The nameless narrator of the story talks about life on North Richmond Street. The former tenant of their apartment was a priest who died. Some books have been left behind, and the young boy narrator sometimes looks at them. He is raised by his aunt and uncle. One of his playmates is a boy named Mangan, and the narrator develops a crush on his friend Mangan's sister. Mangan and his sister live in a building across the street. The narrator watches her stealthily, waiting for her to leave in the mornings so that he can follow her on part of his way to school.
One day, the girl finally speaks to him, to ask if he will go to Araby. Araby is the name of an upcoming bazaar with an Arabian theme. She can't go, because she is going on a religious retreat that weekend. The narrator, full of romantic notions, says that he will go and find some kind of gift for her.
The boy can think of little but the girl, the Orientalist bazaar, and the gift he will get for her. He gets permission to go, and for days he cannot concentrate. The day finally arrives, and the boy reminds his uncle that he wishes to go to the bazaar that night. His uncle will have to get home on time to give him the money for a ride to the bazaar, as well as a bit of spending money.
That night, his uncle is late. The boy despairs of being able to go at all, but finally his uncle comes home. His uncle has forgotten about the bazaar, and by now it is quite late. But the boy still wants to go, and he takes the small sum of money for the train and heads off.
He arrives at the bazaar just as it is closing. Only a few stalls are open. He examines the goods, but they are far too expensive for him. The lights are being shut off, and the narrator despairs: "Gazing up into the darkness I saw myself as a creature driven and derided by vanity; and my eyes burned with anguish and anger."
As with "The Encounter," this story deals with longing for adventure and escape, though here this longing finds a focus in the object of the narrator's desire. The title, "Araby," also suggests escape. To the nineteenth-century European mind, the Islamic lands of North Africa, the Near East, and the Middle East symbolized decadence, exotic delights, escapism, and a luxurious sensuality. The boy's erotic desires for the girl become joined to his fantasies about the wonders that will be offered in the Orientalist bazaar. He dreams of buying her a suitably romantic gift.

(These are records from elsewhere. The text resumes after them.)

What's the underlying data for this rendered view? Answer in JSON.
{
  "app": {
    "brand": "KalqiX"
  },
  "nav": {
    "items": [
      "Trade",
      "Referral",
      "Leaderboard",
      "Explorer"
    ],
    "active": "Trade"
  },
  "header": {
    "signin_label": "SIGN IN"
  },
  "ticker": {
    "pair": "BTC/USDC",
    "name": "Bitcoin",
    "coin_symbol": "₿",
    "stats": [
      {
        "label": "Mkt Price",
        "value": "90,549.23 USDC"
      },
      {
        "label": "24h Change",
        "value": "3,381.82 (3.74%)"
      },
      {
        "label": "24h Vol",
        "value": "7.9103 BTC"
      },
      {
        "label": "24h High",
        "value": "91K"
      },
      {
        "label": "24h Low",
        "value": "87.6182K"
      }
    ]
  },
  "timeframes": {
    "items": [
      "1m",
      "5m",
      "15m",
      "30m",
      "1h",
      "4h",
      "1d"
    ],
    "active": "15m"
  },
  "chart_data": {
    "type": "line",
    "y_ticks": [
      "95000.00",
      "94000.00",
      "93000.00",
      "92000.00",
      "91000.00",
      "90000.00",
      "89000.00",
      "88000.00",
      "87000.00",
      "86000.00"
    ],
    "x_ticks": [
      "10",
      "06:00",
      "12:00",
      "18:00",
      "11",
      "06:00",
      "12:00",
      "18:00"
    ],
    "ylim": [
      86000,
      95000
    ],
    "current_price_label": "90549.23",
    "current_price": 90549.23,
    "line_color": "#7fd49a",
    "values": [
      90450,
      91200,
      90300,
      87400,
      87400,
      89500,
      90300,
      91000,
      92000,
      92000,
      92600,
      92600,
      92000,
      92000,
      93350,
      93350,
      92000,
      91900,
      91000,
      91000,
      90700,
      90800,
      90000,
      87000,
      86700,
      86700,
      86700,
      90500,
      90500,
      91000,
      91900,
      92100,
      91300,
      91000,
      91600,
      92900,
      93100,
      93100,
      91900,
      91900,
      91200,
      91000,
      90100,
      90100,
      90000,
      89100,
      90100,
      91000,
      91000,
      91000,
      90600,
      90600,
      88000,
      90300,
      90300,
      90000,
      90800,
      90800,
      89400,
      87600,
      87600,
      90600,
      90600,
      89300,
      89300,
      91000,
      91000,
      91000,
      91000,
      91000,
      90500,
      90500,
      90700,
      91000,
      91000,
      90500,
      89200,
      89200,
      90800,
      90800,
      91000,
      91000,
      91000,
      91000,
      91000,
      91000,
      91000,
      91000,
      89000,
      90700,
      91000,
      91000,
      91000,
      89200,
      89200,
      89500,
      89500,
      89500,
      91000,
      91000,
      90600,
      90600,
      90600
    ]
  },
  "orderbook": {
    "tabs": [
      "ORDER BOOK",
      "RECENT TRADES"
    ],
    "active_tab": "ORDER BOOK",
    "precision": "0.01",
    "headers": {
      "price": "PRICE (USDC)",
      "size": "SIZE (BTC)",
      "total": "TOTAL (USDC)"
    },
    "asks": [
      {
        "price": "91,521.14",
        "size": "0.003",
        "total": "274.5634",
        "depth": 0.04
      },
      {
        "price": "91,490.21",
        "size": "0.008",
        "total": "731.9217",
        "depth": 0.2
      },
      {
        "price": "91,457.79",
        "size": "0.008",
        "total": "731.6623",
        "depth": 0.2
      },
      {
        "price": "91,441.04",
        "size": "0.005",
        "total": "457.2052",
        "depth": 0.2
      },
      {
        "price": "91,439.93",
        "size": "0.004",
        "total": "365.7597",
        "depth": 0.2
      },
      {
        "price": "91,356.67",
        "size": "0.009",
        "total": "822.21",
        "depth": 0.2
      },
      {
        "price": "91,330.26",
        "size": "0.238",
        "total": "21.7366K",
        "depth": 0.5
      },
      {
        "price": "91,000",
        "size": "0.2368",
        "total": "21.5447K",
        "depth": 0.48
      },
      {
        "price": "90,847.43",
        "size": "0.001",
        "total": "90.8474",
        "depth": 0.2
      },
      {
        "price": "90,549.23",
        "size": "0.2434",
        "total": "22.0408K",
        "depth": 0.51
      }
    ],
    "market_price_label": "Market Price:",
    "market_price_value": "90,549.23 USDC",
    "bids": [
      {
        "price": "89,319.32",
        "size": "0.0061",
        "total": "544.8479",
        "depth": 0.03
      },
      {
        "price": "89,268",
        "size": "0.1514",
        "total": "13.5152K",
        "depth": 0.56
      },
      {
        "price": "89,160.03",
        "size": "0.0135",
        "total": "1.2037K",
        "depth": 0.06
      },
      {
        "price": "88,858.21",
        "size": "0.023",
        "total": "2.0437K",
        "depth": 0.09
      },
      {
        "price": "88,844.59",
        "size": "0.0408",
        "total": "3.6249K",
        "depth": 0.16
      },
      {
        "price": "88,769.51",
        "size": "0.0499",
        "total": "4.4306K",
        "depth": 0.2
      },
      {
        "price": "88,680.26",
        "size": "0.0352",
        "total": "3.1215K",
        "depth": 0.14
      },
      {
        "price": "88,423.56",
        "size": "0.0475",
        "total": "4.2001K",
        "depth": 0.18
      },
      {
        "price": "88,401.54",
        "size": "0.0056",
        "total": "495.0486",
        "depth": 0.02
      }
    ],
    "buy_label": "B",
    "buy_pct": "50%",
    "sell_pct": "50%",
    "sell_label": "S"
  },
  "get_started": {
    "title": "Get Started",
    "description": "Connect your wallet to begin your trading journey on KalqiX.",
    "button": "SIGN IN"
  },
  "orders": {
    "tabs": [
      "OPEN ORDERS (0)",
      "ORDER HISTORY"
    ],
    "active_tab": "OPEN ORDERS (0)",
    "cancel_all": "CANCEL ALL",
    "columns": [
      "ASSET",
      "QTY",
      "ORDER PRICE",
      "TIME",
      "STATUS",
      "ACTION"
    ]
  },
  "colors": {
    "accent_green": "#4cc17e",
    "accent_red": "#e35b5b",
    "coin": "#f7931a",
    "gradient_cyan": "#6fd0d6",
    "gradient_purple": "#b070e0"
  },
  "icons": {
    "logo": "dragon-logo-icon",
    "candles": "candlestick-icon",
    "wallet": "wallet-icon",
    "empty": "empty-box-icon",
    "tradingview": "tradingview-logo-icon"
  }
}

The third story of the collection, it is the last story with a first-person narrator. It continues with the ages-of-life structure: we have had young boys for our protagonists in both "The Sisters" and "An Encounter," and here we have a boy in the throes of his first passion. As the boy is becoming a man, the bazaar becomes emblematic for the difficulty of the adult world, in which the boy proves unable to navigate. Boyish fantasies are dashed by the realities of life in Dublin. The first three stories are all narrated in the first-person, and they all have nameless boys as their narrators. All three narrators seem sensitive and intelligent, with keen interests in learning and a propensity for fantasy. Joyce, still in his early twenties when he wrote Dubliners, clearly drew on his own personal experiences more directly in writing these three tales. The namelessness of all three boys also encourages interpreters to identify them with Joyce, although from an interpretive point of view this move does little to illuminate the stories.
"Araby"'s key theme is frustration, as the boy deals with the limits imposed on him by his situation. The protagonist has a series of romantic ideas, about the girl and the wondrous event that he will attend on her behalf. But on the night when he awaits his uncle's return so that he can go to the bazaar, we feel the boy's frustration mounting. For a time, the boy fears he may not be able to go at all. When he finally does arrive, the bazaar is more or less over. His fantasies about the bazaar and buying a great gift for the girl are revealed as ridiculous. For one thing, the bazaar is a rather tawdry shadow of the boy's dreams. He overhears the conversation of some of the vendors, who are ordinary English women, and the mundane nature of the talk drives home that there is no escape: bazaar or not, the boy is still in Dublin, and the accents of the vendors remind the reader that Dublin is a colonized city.
The boy has arrived too late to do any serious shopping, but quickly we see that his tardiness does not matter. Any nice gift is well beyond the protagonist's price range. We know, from the description of the boy's housing situation and the small sum his uncle gives him, that their financial situation is tight. Though his anticipation of the event has provided him with pleasant daydreams, reality is much harsher. He remains a prisoner of his modest means and his city.